  • Speeds and associated RPM – Can be used to illustrate how a ship’s operating speeds are impacted over the time that biofouling accumulates. To achieve a vessel’s top speed, an engine needs to input more work which could lead to engine breakdown.
  • Fuel consumption (burn) and associated distance travelled – Needed to correlate biofouling accumulation to the increase in fuel consumption (and thus increased costs to operate the ships). This is important because it allows for comparing new schedule options on the basis of potential money saved for the Coast Guard, and will be the definitive data set in deciding upon new schedules.
  • Gallons per hour consumed – This data point is an alternative for calculating fuel money saved, as it is more specific and can be correlated to the different speeds a ship travels at.

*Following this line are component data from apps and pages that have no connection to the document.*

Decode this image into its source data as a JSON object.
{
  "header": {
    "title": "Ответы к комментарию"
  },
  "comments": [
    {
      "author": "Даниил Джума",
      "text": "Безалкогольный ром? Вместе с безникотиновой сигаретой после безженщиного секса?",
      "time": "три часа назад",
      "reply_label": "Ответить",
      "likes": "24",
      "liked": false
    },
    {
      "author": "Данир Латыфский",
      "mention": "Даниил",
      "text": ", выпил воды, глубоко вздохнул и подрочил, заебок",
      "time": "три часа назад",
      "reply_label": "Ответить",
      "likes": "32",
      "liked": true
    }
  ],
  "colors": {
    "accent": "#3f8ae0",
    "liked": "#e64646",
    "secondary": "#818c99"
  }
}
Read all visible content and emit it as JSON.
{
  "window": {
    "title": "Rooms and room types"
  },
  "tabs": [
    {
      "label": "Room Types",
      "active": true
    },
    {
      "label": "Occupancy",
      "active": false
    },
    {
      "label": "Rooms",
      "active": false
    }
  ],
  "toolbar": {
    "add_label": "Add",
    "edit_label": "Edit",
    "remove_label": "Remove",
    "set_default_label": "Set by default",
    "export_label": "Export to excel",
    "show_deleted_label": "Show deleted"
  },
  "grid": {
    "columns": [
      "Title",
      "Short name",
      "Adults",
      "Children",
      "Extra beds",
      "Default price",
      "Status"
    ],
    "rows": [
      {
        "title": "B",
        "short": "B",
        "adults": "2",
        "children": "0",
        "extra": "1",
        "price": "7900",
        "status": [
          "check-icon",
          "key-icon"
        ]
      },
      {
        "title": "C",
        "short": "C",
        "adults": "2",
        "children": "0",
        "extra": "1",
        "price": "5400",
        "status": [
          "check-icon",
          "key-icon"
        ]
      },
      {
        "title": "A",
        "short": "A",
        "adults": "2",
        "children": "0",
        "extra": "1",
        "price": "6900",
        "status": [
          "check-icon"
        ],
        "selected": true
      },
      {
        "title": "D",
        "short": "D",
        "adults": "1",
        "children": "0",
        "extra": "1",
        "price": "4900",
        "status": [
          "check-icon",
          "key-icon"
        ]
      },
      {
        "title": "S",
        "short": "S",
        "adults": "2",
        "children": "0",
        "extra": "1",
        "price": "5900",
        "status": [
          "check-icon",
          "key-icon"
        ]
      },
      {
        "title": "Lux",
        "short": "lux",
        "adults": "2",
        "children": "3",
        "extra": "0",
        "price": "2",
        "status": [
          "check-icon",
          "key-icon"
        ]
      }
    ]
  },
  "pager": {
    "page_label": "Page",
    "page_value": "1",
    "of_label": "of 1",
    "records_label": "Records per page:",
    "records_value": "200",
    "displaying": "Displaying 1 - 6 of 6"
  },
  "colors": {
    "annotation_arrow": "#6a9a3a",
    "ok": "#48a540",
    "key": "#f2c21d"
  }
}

We found that the anti-fouling paint currently employed on the vessels in Sector San Juan is a copper ablative biocidal anti-fouling paint (more specifically International Interspeed BRA 640) (Commanding Officer “A”, personal communication, 2015). This type of coating (ablative and copper biocide) is unfit for the conditions of San Juan.

  • Copper is at risk of being legally banned for use in anti-fouling due to the damage it does to marine life (Kaznoff & Rudroff, 2000).
  • Ablative paints intentionally wear down and fall off the hull easily (Commanding Officer “A”, personal communication, 2015). This is unsuitable for San Juan because the hulls undergo more frequent cleanings in San Juan than in most other USCG Sectors (Robert Hemp, personal communication, 2015).

Current in-water hull cleanings are very effective at removing macrofouling (the hard, easily visible biofouling), but do not remove the microfouling according to a diver contracted by the Coast Guard to clean hulls (Personal communication, 2015). Microfouling is important to remove, because without it the macrofouling cannot attach well (Cao et al., 2010).

  • Should the frequency of in-water cleanings per vessel increase, it would be wise to have this microfouling cleaned off as well, so that for the next cleaning, the macrofouling would be less abundant and attached less strongly. This would reduce the time needed to clean the hull and make the work to do so easier.

Our findings and potential recommendations do not put the divers contracted by Sector San Juan at risk of losing in-water hull cleaning contracts. None of our findings support the need, benefit, nor possibility of reducing the number of in-water cleanings conducted within the Sector.